We recently delivered 10 cubic meters of duplicative geology and mining books and journals to Tucson geologist Peter Megaw [right]. Since 1983, Peter has run a program through the Tucson Gem and Mineral Society (501c-3 nonprofit) whereby books are donated to TGMS and then he arranges transport to Mexican Universities and the Mexican Geological Service, through Hermosillo. TGMS gives the donor a donation document suitable for framing or filing with the IRS (donors are responsible for determining value, IRS regs do not allow TGMS to do so).
books go into a storage unit maintained by his company IMDEX Inc.
and as staff members come up from Hermosillo on various errands they take a
pick-up load down at a time. He calls it an "efficient and low-cost utilization of our
normal back and forth traffic." When the donation arrives in Hermosillo they have a "cascade" system whereby the donation is dropped with a
particular University or the Mexican Geological Service offices, who
takes what they need/want, then passes the remainder on to the next
takes and so on. If anything is left it is offered to faculty and
students...but not much gets that far down the road. Peter says they have developed a pretty
good idea what each institution needs/wants to start the load
cascading from the one that will benefit most from a particular load,
which efficiently minimizes handling.
Over the years he estimates they have shipped over 300 tons of books and journals (otherwise
destined for the landfill) down south. They directed a 7-pallet load of oceanographic data from UBC to La Paz and full runs of USGS
Bulletins and Professional Papers to both the Mexican Geological Service and the
Unison. And they have also swelled the libraries of universities in
Zacatecas and Chihuahua with broad collections of trade books and
journals that they could never hope to afford.

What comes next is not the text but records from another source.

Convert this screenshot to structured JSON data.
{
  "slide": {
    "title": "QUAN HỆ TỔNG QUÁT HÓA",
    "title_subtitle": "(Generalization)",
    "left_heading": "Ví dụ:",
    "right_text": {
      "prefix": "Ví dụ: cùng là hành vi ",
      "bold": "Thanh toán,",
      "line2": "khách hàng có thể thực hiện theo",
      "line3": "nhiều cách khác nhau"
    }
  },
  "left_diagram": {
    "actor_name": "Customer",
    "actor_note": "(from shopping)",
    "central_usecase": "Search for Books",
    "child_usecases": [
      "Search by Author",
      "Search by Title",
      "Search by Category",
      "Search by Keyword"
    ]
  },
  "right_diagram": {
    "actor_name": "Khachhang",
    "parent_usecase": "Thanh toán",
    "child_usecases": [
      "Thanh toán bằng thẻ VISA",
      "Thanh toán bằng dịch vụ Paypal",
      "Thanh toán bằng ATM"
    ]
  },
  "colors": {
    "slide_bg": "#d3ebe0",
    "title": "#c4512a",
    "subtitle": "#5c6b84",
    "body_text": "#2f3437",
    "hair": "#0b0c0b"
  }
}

The latest load from AZGS came out of the merger with ADMMR. We verified that we have copies in both our Phoenix and Tucson libraries and there was nothing not already in our state university libraries. But the heavy emphasis on Arizona materials in the collection provides an opportunity to possibly fill in some gaps in the small but representative TGMS collection as well.